In arguing against that proposal, assistant public works director Dave Flipse said the addition of another traffic control signal on the highway was unlikely to gain KDOT’s favor. Grant application features that improved bike and pedestrian traffic would be viewed favorably, while those that put additional impediments to highway traffic would be downgraded, he said.
That led to Flipse and Winegar’s recommendation of the first option, which would link the newly installed multi-use trail to existing trail along Sixth Street. To get around KDOT’s objection to a HAWK signal, the grant application would ask that the Eighth Street crossing light be improved, allowing KDOT to make suggestions on how that might be done. They noted the option was neutral as far as traffic flow as it would not add another traffic control signal to the highway.
Winegar said he and Flipse would present the application to KDOT officials on Nov. 20. It would probably be next spring before the city learned the application’s fate, he said. With engineering and other paperwork, it would take three to four years before the improvements were made, he said.
One positive was that nearly all the right-of-way was in place to install a new 8-foot multi-use trail from Sixth to 11th streets, Winegar said.
Should the grant not be approved in this round, the city could reapply in future grant openings, Winegar said.
Earlier in the meeting, several residents of the city’s northeast side questioned features of another KDOT grant application the city is seeking. That corridor management grant application would adjust Eisenhower and Third streets so that they aligned at the same intersection on U.S. 56. It would also eliminate current highway access from Second, Elm and Washington streets, a proposal that Sandy Lundry and Ginny Meinen said they and other area residents living north and south of the highway opposed.

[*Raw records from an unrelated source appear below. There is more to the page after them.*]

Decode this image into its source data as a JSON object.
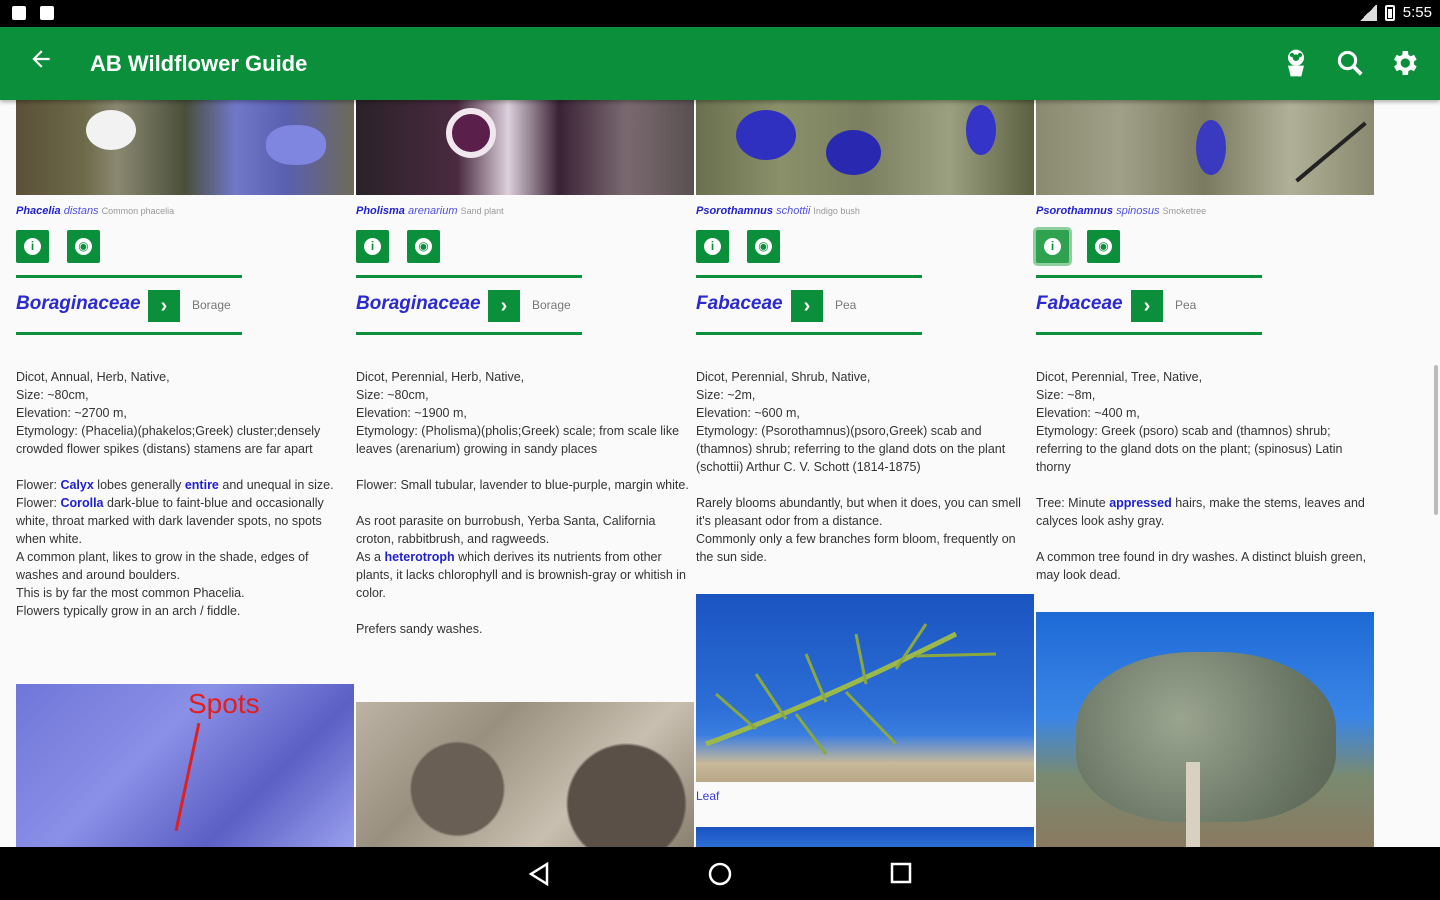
{
  "status_bar": {
    "time": "5:55"
  },
  "app_bar": {
    "title": "AB Wildflower Guide"
  },
  "columns": [
    {
      "genus": "Phacelia",
      "species": "distans",
      "common": "Common phacelia",
      "family": "Boraginaceae",
      "family_common": "Borage",
      "paras": [
        [
          "Dicot, Annual, Herb, Native,",
          "Size: ~80cm,",
          "Elevation: ~2700 m,",
          "Etymology: (Phacelia)(phakelos;Greek) cluster;densely crowded flower spikes (distans) stamens are far apart"
        ],
        [
          "Flower: ",
          "Calyx",
          " lobes generally ",
          "entire",
          " and unequal in size.",
          "Flower: ",
          "Corolla",
          " dark-blue to faint-blue and occasionally white, throat marked with dark lavender spots, no spots when white.",
          "A common plant, likes to grow in the shade, edges of washes and around boulders.",
          "This is by far the most common Phacelia.",
          "Flowers typically grow in an arch / fiddle."
        ]
      ],
      "img_label": "Spots"
    },
    {
      "genus": "Pholisma",
      "species": "arenarium",
      "common": "Sand plant",
      "family": "Boraginaceae",
      "family_common": "Borage",
      "paras": [
        [
          "Dicot, Perennial, Herb, Native,",
          "Size: ~80cm,",
          "Elevation: ~1900 m,",
          "Etymology: (Pholisma)(pholis;Greek) scale; from scale like leaves (arenarium) growing in sandy places"
        ],
        [
          "Flower: Small tubular, lavender to blue-purple, margin white."
        ],
        [
          "As root parasite on burrobush, Yerba Santa, California croton, rabbitbrush, and ragweeds.",
          "As a ",
          "heterotroph",
          " which derives its nutrients from other plants, it lacks chlorophyll and is brownish-gray or whitish in color."
        ],
        [
          "Prefers sandy washes."
        ]
      ]
    },
    {
      "genus": "Psorothamnus",
      "species": "schottii",
      "common": "Indigo bush",
      "family": "Fabaceae",
      "family_common": "Pea",
      "paras": [
        [
          "Dicot, Perennial, Shrub, Native,",
          "Size: ~2m,",
          "Elevation: ~600 m,",
          "Etymology: (Psorothamnus)(psoro,Greek) scab and (thamnos) shrub; referring to the gland dots on the plant (schottii) Arthur C. V. Schott (1814-1875)"
        ],
        [
          "Rarely blooms abundantly, but when it does, you can smell it's pleasant odor from a distance.",
          "Commonly only a few branches form bloom, frequently on the sun side."
        ]
      ],
      "img_caption": "Leaf"
    },
    {
      "genus": "Psorothamnus",
      "species": "spinosus",
      "common": "Smoketree",
      "family": "Fabaceae",
      "family_common": "Pea",
      "paras": [
        [
          "Dicot, Perennial, Tree, Native,",
          "Size: ~8m,",
          "Elevation: ~400 m,",
          "Etymology: Greek (psoro) scab and (thamnos) shrub; referring to the gland dots on the plant; (spinosus) Latin thorny"
        ],
        [
          "Tree: Minute ",
          "appressed",
          " hairs, make the stems, leaves and calyces look ashy gray."
        ],
        [
          "A common tree found in dry washes. A distinct bluish green, may look dead."
        ]
      ]
    }
  ]
}
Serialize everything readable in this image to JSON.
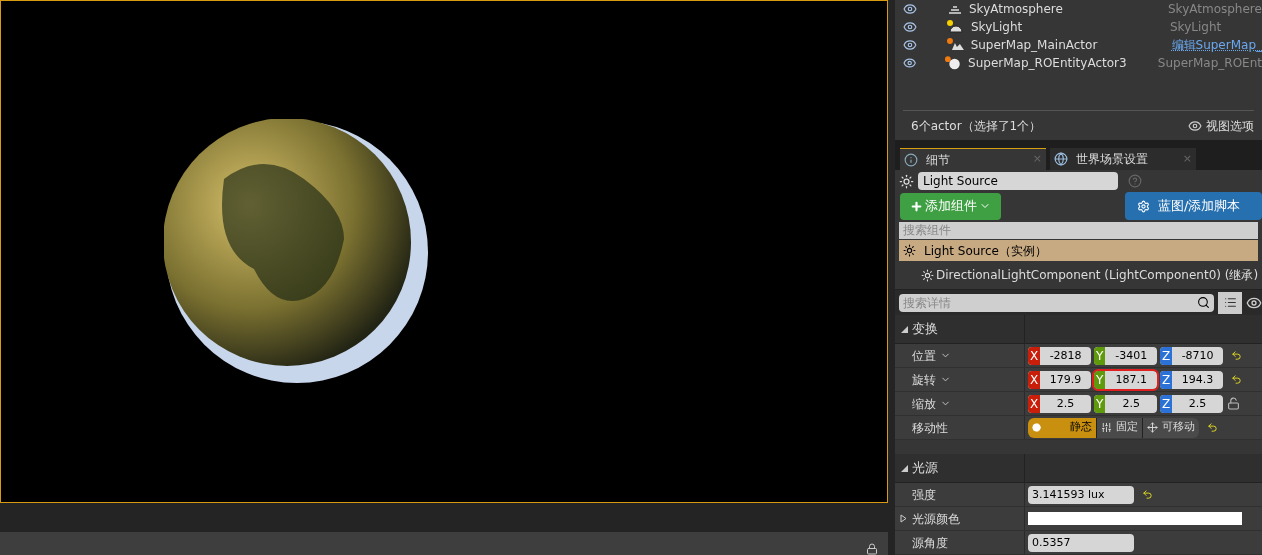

The proposed changes would funnel traffic to a narrow Eisenhower Street, which is heavily traveled by high school students driving to school, they said. Residents north of the highway would have to use that street or a gravel road to access the highway, they said.
They worried the closures would create problems for emergency vehicles called to the neighborhoods and decrease home values. They said they walked the neighborhoods to find out what residents thought about the proposed changes and gauge support for a petition drive opposing the elimination of highway access of Elm, Second and Washington streets.
Mayor Marilyn Pearse and Winegar said the city was seeking the grant with the hopes of making the alignment changes to Eisenhower and Third streets. If those two streets met the highway at a common corner, the city could seek a crosswalk signal at the intersection to protect students crossing the highway to and from school, they said.
It was KDOT that proposed eliminating highway access from Elm and Second streets to decrease the number of unprotected intersections on the highway serving an increasing amount of traffic, Winegar said. Those plans were developed in a corridor management study completed about a decade ago and which now makes funds available for improvements to the corridor.
Funds from that same source made possible this year’s realignment of the U.S. 56/High Street intersection and the realignment two years ago of the 1600 Road intersection on the highway.
The plans weren’t set in stone, and KDOT made the proposals without knowledge or consideration of such factors as the Baldwin school campus to the north or the Baker sports complex to the south, Pearse said.
The mayor and Winegar said the city shared many of Lundry and Meinen’s concerns and said a petition would be helpful in making KDOT reconsider its plans. However, they suggested such a petition drive wait until the city learned the fate of its application. The mayor promised the residents would be kept informed of when the proposed realignment was on the council’s agenda.
It would be an issue the council considered multiple time in the years ahead, Pearse and Winegar said, noting the council first considered the current High Street highway realignment four years ago.